Don't-Miss Security Stories
Eager to be part of the so-called Internet of Things, Verizon has announced a cloud system designed to authenticate the billions of devices that might one day populate it.
Stuxnet creators knew they had built the world's first true cyber-weapon, and were more interested in exploring its capabilities than any specific target, a study suggests.
Google's faster-than-expected upgrade of all its SSL certificates to an RSA key length of 2048 bits will make cracking connections to the company's services more difficult without affecting performance, experts say.
Security vendor McAfee's research arm, McAfee Labs, has identified growth across four threat trends, including Android-based malware, signed malware, spam, and virtual currencies.
The company's new technology should make it impossible for an organization to eavesdrop on encrypted traffic today and decrypt it at some point in the future, it said Friday.
A new report suggests that the public cloud may be being utilized by Chinese hackers to get at American data.
The holidays are a great time to catch up on lingering work projects, but don’t let your data fall victim to the risks of the road.
According to a Eurobarometer survey published on Friday, only 48 percent of Internet users have changed any of their online passwords during the past year.

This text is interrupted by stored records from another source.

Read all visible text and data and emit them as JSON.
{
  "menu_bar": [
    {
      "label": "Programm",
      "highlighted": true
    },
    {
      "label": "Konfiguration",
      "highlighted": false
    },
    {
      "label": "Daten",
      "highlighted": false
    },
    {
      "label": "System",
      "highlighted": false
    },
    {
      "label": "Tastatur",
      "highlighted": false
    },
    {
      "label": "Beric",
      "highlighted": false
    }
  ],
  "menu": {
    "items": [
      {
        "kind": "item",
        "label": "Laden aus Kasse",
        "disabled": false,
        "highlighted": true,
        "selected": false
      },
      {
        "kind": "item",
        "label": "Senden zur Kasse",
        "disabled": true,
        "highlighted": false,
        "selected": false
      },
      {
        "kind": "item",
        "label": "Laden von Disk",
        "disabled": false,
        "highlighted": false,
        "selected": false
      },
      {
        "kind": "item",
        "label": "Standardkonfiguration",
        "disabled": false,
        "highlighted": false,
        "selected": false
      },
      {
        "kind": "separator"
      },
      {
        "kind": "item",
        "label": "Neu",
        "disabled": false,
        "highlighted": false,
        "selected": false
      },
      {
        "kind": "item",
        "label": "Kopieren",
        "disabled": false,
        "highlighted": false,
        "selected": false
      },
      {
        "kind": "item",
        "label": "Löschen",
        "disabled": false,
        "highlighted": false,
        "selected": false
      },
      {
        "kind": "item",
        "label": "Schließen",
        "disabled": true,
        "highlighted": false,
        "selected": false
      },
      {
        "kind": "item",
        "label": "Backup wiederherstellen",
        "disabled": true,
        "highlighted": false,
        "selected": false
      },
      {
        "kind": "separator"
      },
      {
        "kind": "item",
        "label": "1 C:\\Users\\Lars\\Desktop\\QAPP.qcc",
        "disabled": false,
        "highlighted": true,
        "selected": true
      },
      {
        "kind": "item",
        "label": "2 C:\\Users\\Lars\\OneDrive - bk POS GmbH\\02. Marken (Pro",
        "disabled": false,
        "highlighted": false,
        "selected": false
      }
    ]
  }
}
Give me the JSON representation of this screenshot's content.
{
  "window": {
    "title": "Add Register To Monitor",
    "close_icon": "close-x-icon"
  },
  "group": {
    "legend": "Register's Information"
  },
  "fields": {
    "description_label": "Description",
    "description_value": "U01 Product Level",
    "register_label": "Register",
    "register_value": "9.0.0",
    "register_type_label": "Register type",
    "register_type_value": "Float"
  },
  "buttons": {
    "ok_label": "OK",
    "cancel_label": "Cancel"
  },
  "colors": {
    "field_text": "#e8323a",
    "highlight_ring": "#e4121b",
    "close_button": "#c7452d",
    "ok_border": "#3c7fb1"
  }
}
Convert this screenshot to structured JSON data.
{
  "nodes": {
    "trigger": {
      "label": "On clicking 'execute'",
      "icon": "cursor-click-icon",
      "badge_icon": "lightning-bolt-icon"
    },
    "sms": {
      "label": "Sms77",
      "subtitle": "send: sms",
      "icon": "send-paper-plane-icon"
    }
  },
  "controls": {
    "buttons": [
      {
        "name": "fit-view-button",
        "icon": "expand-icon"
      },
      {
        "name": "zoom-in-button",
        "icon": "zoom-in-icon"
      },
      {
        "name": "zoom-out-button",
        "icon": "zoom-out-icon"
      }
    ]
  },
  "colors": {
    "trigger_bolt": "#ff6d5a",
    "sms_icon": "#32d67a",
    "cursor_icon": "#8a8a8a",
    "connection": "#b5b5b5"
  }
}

You don't just watch an LG TV, LG TVs are watching you.
A Boston-based company, Abine, is beefing its anti-tracking browser extension to let users shield their real credit card details, email addresses and phone numbers during web transactions.
The malware is called i2Ninja and uses the I2P network (also called the darknet) as a command-and-control (C&C) channel, according to security researchers.
And the Giants of the Web seems to agree in the wake of recent NSA spying revelations. Lock it all down!
Mobile carriers are opposed to the plan for a smartphone 'kill switch' that would render smartphones inoperable after they are stolen, claiming that it could be misused by hackers to block critical services.
A recently discovered malicious program steals log-in passwords and other sensitive information from SAP client applications and allows cybercriminals to access SAP servers from infected workstations.
A worm-like type of malicious software has been found targeting Apache Tomcat, an open-source Web server application, according to Symantec.